## What to work on:
Search the data below for the string "Duffle" and copy all lines where it shows up.

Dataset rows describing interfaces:

----------

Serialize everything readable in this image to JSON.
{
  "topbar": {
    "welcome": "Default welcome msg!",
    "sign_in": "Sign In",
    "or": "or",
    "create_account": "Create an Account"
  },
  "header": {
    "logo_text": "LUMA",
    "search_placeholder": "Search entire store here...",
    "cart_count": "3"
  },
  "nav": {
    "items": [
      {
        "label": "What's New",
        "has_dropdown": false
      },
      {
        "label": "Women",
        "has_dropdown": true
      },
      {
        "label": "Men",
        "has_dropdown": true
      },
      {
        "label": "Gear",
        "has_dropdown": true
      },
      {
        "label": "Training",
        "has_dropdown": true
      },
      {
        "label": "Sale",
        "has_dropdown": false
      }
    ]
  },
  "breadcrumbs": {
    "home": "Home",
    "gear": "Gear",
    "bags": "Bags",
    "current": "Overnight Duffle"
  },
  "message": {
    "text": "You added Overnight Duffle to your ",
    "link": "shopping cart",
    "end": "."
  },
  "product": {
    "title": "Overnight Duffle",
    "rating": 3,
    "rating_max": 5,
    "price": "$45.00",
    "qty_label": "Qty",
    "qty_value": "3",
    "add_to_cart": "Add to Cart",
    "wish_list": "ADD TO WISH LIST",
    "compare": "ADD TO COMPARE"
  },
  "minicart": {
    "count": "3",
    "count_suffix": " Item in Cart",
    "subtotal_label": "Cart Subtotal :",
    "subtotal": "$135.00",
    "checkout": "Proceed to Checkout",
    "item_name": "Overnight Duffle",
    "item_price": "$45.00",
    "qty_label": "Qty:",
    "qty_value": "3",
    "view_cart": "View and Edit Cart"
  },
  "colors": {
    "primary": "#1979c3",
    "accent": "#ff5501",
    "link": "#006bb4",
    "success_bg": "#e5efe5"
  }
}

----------

## Answer to the exercise:
    "current": "Overnight Duffle"
    "text": "You added Overnight Duffle to your ",
    "title": "Overnight Duffle",
    "item_name": "Overnight Duffle",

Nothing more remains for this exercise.